But, in all seriousness, there must be physical boundaries. No more runaway clothing excuses and no more falling into unmarked areas belonging to members of the opposite sex.
I do believe that the problem starts well before the clothes come off. There are some men and women who are flirts and they are the touchy-feeling type. Really, there is no reason a person needs to be touchy-feely with another. He or she doesn’t need to constantly touch another man or woman’s arm, or lean in so that they are 6 inches from the other person’s face, or touch their back during casual conversation.
If you are married to someone who has these habits, it’s a wise idea to point them out and ask for them to stop doing it. If you are going to rebuild, all of the prior behaviors need to change.
Finally, all of this hinges on empowerment. Rachel Platten released Fight Song in 2014, but I believe that its words can serve as daily inspiration. Here is an important message:
Many of us in this culture have been socialized to be fixers. When people around us make a mistake that emotionally or otherwise harms others, we need to be the big girl or boy who comes in and fixes things. Or we need to protect those who were harmed.
While our spouses are off with their affair partners, we are expected to keep the hearth and home fires burning and making a living so that our family avoids an utter implosion of epic proportions. Betrayed spouses generally make lots of sacrifices to be fixers, to lean in and help others, and to ensure life is running well all around them.
Some people simply cannot sleep until all is right with the world. These men and women are heroes. So, I will not deny that someone must do it while the other half of the couple has gone off the deep end and doesn’t see they are drowning. A person is right to ensure that his/her family is not pulled down with their spouse who has made the epic mistake.
But what about your needs as a man or woman? What about all those times you put the burning desires of your heart aside in order to maintain the status quo? It’s time to pull out all of those hobbies that you set aside. It’s time to travel and see the world, or do whatever it is that makes you feel good.
I think affairs are the ultimate reminder that women and men need to love themselves so much that their hearts are over-flowing with serenity and the deep knowing that they have always been okay and that they are LOVABLE and WORTHY.
Your inherent worth as a person and your lovability is something that you possess no matter what anyone says to you, does to you, or even does around you.

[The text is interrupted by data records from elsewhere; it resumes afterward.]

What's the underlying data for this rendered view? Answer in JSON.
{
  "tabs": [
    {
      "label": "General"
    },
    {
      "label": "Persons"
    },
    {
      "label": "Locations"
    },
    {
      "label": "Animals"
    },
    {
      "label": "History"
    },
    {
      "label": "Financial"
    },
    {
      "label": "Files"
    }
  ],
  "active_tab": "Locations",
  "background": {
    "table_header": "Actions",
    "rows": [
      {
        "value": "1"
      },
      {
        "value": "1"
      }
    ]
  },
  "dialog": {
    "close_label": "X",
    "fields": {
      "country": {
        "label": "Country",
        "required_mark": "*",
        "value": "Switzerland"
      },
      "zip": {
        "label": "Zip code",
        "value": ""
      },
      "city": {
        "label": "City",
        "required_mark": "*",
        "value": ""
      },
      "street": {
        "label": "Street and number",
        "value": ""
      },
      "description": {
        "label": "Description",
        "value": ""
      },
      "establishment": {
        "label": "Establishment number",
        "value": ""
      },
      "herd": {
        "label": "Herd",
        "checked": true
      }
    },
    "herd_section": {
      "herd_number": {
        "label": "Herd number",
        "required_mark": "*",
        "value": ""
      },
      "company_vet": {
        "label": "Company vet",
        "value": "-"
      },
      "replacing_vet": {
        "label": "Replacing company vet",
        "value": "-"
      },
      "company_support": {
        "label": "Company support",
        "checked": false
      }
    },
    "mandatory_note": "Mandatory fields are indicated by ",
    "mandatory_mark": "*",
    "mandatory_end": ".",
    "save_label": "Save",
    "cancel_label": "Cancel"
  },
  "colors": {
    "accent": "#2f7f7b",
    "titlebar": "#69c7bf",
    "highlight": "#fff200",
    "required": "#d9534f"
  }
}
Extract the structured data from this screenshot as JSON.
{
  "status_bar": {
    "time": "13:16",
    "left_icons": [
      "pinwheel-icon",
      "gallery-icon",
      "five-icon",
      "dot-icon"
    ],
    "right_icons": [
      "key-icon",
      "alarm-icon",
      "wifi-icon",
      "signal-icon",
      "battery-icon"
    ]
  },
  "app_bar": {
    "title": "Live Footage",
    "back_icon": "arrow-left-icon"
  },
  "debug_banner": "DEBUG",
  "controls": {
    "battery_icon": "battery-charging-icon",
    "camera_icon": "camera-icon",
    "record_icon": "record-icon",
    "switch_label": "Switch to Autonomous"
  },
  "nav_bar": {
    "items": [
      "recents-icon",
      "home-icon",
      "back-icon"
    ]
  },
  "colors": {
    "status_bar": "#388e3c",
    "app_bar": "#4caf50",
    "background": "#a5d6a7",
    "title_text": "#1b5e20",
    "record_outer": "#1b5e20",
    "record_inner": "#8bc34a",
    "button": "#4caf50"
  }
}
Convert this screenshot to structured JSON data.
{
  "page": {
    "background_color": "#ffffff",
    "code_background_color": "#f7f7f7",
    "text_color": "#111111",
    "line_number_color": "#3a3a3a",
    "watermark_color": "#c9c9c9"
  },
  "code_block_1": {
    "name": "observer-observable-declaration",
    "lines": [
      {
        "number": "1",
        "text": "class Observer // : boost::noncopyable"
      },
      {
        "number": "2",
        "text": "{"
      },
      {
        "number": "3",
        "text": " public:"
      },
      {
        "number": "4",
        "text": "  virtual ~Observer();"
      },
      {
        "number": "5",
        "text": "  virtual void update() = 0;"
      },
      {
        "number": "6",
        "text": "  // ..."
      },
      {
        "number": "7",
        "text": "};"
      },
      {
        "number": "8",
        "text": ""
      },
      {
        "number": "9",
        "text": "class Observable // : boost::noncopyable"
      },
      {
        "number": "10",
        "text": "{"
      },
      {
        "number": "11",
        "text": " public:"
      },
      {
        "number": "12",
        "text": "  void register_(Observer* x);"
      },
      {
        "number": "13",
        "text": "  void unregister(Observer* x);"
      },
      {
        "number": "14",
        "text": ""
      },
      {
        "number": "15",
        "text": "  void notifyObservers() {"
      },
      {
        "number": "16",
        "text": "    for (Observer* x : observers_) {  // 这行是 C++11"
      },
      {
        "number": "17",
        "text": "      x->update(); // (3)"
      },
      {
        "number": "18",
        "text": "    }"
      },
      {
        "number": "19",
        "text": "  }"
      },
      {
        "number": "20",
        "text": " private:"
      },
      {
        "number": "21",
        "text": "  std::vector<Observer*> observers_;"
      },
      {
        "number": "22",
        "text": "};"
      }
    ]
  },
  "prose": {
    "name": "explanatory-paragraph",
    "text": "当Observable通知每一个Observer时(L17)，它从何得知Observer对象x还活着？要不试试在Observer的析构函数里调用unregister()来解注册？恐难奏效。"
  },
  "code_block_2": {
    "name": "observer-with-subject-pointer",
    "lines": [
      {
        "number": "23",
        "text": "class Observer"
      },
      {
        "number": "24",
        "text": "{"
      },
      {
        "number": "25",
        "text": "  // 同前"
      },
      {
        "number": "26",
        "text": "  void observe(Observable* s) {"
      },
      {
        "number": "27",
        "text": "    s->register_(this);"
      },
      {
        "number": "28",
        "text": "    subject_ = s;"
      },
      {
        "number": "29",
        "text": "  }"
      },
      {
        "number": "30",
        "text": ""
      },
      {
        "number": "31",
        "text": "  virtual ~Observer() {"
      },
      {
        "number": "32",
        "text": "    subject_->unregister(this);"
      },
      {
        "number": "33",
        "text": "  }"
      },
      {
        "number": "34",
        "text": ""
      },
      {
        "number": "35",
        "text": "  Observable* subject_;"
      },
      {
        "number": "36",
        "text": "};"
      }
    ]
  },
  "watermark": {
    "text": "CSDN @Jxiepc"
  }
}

Your inherent worth cannot be affected by someone else’s mistakes. That is the basic truth at the bottom of it all. Your basic worth, your inherent lovability, your value as a human being cannot be affected by the affair.

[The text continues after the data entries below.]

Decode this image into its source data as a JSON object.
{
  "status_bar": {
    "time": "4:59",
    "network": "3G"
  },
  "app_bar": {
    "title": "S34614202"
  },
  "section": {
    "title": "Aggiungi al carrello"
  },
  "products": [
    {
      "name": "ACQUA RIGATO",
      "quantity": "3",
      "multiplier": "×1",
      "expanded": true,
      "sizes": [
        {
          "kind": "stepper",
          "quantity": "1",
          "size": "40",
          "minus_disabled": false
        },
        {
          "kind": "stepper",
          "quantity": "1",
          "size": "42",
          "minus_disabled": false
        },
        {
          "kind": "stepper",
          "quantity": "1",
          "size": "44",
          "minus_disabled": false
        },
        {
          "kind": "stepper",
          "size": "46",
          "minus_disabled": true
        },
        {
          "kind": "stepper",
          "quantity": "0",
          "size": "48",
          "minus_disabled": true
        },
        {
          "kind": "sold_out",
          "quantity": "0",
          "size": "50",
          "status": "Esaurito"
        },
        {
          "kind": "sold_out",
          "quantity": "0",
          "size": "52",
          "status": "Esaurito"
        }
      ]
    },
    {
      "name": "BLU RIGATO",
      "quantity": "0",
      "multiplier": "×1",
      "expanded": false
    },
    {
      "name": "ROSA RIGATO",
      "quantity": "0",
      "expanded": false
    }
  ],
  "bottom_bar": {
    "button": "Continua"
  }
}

These truths about you remain unchangeable, each day get to the task of living life through these truths. In the meantime, take all other measures necessary to reduce the chance of your spouse returning to old habits.
What have you done for yourself this week that has empowered you?

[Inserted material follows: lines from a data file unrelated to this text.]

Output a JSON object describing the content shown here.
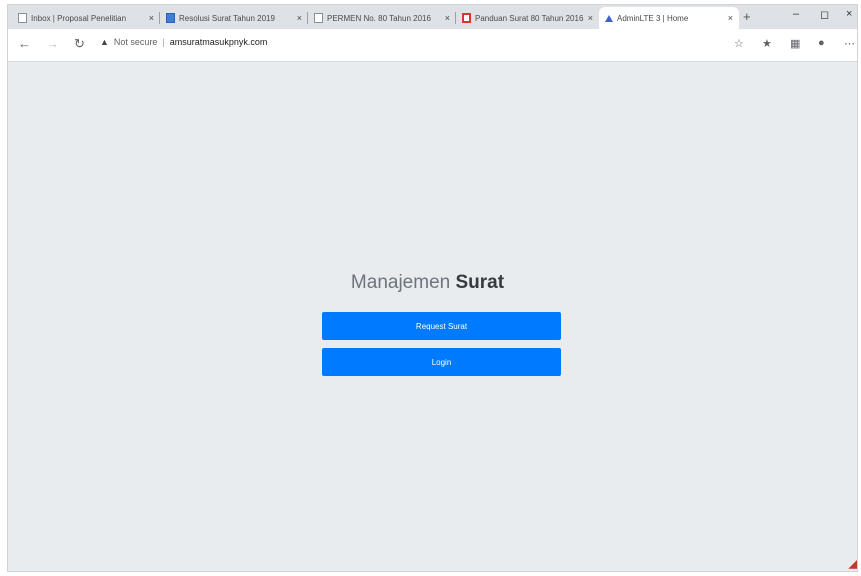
{
  "browser": {
    "tabs": [
      {
        "title": "Inbox | Proposal Penelitian",
        "icon": "page-icon"
      },
      {
        "title": "Resolusi Surat Tahun 2019",
        "icon": "doc-blue-icon"
      },
      {
        "title": "PERMEN No. 80 Tahun 2016",
        "icon": "page-icon"
      },
      {
        "title": "Panduan Surat 80 Tahun 2016",
        "icon": "bookmark-red-icon"
      },
      {
        "title": "AdminLTE 3 | Home",
        "icon": "app-icon"
      }
    ],
    "new_tab_symbol": "+",
    "window_controls": {
      "minimize": "–",
      "restore": "◻",
      "close": "×"
    },
    "nav": {
      "back": "←",
      "forward": "→",
      "reload": "↻"
    },
    "address": {
      "security": "Not secure",
      "url": "amsuratmasukpnyk.com"
    }
  },
  "page": {
    "title_light": "Manajemen",
    "title_bold": "Surat",
    "buttons": {
      "request": "Request Surat",
      "login": "Login"
    }
  },
  "colors": {
    "primary": "#007bff",
    "background": "#e9ecef"
  }
}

Addended letter to Dr. Harley. From http://www.marriagebuilders.com/graphic/mbi5060_qa.html
Justin. One Year After the Affair. From http://refineus.org/our-story/
Haverluck, Michael. Survey: Alarming rate of Christian men who look at porn, commit adultery. From http://www.onenewsnow.com/culture/2014/10/09/survey-alarming-rate-of-christian-men-look-at-porn-commit-adultery
Platten, Rachel. Fight Song. From http://www.azlyrics.com/lyrics/rachelplatten/fightsong.html
Neumann, Gary. Can Good Guys Cheat? From http://mgaryneuman.com/garys-blog/
Bennett, Jessica. Paula Broadwell, David Petraeus and the Afterlife of a Scandal. From http://www.nytimes.com/2016/05/29/fashion/david-petraeus-paula-broadwell-scandal-affair.html?_r=0